_ABOUT THIS EXERCISE:_
Scan the data, and whenever a line contains "Support", copy it.

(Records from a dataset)
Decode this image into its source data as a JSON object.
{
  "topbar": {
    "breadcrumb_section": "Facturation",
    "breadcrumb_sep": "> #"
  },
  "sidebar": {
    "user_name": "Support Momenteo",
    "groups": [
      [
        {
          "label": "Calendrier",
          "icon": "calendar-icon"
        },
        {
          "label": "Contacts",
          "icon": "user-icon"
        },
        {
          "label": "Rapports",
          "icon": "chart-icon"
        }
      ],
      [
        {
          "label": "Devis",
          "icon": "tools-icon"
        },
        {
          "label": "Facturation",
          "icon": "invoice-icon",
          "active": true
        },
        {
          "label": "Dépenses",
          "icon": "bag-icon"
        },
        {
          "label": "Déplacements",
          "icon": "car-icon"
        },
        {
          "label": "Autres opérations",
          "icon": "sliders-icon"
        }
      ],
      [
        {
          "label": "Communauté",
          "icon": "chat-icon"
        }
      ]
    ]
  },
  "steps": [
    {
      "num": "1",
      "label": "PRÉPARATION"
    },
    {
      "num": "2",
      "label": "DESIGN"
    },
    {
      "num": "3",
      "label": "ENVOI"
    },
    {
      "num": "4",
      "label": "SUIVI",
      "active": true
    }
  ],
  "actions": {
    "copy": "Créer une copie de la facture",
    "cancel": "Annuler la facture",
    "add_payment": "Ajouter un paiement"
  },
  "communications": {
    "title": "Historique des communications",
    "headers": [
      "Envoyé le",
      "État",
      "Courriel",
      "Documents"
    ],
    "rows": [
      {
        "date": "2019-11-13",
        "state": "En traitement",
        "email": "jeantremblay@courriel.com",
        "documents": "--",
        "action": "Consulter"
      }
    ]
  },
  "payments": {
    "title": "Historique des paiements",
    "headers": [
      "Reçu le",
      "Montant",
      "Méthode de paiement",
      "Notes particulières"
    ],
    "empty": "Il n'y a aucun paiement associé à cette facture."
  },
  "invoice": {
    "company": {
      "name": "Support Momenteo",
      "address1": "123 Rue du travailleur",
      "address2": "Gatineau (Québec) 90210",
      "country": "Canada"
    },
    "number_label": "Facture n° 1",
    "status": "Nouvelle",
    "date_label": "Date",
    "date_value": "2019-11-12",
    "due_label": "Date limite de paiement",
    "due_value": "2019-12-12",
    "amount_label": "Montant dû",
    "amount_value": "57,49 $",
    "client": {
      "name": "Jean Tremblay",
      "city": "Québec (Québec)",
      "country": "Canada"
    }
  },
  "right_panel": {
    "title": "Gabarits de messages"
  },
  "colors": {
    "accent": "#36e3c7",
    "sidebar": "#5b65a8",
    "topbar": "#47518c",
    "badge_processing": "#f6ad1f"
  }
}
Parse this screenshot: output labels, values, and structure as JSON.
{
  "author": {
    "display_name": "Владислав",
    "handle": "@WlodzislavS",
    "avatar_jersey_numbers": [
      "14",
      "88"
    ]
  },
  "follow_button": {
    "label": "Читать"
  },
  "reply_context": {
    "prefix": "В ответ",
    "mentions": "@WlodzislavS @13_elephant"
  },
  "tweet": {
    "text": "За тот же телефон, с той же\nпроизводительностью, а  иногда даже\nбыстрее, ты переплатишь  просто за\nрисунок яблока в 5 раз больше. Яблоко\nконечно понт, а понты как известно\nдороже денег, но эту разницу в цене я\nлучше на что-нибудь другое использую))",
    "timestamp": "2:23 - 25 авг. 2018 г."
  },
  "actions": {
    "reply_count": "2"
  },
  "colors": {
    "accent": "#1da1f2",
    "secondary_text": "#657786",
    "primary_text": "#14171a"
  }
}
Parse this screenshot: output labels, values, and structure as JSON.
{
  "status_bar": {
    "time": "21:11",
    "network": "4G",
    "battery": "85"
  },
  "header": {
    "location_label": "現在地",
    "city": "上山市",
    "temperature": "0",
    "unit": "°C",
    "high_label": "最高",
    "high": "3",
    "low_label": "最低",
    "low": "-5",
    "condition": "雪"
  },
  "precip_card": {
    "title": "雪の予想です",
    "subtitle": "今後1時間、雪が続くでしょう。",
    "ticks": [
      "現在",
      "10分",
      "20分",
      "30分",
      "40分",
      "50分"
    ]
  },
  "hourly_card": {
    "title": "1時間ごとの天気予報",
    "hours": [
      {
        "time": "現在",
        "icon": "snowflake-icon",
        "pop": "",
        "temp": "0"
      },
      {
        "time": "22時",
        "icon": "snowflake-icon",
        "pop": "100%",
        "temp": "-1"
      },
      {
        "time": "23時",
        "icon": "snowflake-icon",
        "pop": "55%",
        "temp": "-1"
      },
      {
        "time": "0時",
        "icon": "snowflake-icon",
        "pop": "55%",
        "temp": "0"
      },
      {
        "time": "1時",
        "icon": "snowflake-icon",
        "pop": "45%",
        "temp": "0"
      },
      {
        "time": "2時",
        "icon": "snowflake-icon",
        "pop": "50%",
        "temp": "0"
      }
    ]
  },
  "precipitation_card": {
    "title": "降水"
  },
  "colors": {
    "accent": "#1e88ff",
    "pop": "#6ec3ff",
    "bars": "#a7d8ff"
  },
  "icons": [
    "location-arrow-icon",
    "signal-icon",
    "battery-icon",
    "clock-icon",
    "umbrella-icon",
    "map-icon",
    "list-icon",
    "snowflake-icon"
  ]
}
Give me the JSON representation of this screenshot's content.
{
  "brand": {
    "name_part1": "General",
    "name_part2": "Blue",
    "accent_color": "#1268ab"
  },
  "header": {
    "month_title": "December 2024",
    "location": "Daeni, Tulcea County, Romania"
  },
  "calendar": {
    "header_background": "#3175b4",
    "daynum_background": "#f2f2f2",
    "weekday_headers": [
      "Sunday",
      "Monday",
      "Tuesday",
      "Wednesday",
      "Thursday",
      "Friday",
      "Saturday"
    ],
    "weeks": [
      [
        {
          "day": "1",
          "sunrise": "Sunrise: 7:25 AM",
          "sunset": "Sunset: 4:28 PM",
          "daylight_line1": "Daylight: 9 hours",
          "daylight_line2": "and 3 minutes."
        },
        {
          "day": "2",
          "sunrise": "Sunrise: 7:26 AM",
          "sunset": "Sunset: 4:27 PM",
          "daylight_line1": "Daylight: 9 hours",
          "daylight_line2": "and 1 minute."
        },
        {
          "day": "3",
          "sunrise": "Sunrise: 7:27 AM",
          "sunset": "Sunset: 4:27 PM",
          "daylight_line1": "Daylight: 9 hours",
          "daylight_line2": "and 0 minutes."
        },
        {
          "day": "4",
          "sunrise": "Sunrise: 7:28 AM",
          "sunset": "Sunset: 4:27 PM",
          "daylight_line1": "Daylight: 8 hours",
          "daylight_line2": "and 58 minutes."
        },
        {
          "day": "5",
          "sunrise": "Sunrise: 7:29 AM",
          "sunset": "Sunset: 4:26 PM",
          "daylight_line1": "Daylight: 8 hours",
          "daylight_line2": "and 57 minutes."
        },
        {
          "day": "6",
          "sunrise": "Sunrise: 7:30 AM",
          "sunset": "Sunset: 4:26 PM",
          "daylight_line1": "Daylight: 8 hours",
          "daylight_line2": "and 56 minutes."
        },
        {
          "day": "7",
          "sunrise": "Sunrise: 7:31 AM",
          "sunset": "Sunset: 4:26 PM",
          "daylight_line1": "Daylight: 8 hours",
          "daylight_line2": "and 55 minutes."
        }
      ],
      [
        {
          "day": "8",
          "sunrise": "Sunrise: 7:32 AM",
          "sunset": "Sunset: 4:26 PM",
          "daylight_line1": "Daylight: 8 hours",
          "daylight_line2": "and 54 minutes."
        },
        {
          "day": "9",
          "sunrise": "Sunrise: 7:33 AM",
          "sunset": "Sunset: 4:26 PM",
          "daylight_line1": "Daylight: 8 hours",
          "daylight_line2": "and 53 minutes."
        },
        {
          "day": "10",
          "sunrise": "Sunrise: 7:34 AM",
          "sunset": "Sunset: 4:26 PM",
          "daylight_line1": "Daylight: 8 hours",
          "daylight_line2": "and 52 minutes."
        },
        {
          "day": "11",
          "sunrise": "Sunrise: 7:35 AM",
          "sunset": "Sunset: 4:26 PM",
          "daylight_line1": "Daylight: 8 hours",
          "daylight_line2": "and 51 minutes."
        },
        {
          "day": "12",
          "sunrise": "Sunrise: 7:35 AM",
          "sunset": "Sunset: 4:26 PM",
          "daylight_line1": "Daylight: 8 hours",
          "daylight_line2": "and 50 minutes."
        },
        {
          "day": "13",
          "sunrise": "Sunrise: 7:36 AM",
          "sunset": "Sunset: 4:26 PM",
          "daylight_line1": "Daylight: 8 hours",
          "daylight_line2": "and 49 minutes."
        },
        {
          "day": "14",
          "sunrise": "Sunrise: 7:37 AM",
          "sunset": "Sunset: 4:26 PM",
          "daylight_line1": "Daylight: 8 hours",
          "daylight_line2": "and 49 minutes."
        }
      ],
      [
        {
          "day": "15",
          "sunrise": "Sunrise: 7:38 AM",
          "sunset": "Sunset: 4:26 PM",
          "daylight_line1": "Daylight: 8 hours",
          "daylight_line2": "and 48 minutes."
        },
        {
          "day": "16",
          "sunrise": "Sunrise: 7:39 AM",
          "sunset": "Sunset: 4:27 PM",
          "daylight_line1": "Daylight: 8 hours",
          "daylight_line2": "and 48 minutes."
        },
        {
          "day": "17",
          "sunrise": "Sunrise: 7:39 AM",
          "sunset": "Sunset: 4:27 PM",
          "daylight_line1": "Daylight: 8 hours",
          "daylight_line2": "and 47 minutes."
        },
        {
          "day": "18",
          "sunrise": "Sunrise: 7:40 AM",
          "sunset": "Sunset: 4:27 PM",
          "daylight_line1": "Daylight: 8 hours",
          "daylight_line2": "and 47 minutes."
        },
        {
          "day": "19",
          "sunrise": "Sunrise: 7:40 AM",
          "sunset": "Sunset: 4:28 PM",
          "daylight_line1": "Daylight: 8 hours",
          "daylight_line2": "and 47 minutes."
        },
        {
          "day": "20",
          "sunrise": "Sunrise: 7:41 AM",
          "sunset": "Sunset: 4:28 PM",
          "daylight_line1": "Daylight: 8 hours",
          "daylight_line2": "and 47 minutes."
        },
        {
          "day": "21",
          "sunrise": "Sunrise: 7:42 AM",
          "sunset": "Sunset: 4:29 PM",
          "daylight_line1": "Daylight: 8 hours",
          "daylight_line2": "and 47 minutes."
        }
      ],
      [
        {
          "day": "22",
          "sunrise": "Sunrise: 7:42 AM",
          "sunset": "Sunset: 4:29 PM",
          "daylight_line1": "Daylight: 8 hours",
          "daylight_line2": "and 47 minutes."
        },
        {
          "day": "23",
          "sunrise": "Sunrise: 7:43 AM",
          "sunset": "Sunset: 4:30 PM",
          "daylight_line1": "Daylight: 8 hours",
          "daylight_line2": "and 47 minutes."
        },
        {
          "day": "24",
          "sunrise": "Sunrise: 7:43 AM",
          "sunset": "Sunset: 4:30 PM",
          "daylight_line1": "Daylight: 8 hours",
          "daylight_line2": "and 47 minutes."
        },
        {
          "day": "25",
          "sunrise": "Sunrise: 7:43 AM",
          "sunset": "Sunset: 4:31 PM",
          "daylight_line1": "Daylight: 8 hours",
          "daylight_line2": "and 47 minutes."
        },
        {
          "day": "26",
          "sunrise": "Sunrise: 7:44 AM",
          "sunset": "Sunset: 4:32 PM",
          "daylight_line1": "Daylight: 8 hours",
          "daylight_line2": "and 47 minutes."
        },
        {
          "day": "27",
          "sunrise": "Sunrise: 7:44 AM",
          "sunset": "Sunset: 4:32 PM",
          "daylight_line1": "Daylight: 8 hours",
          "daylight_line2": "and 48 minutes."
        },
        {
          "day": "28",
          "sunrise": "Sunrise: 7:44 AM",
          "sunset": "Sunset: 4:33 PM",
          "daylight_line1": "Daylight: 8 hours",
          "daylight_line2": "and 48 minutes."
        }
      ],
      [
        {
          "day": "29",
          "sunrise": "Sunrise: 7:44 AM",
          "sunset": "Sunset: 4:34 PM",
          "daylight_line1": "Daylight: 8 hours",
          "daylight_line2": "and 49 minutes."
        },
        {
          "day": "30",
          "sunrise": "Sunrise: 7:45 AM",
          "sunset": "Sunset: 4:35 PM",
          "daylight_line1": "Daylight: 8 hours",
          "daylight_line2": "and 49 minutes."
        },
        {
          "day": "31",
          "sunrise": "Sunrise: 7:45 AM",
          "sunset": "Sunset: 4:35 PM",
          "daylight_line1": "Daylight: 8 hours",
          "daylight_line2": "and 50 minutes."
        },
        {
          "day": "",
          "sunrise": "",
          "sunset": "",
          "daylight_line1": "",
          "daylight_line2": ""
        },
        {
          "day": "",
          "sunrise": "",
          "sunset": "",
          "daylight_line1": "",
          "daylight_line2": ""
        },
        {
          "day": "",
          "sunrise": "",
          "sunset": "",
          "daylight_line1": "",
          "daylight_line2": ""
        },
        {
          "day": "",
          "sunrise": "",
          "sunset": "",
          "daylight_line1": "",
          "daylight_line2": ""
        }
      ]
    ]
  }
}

_ANSWER BOX:_
    "user_name": "Support Momenteo",
      "name": "Support Momenteo",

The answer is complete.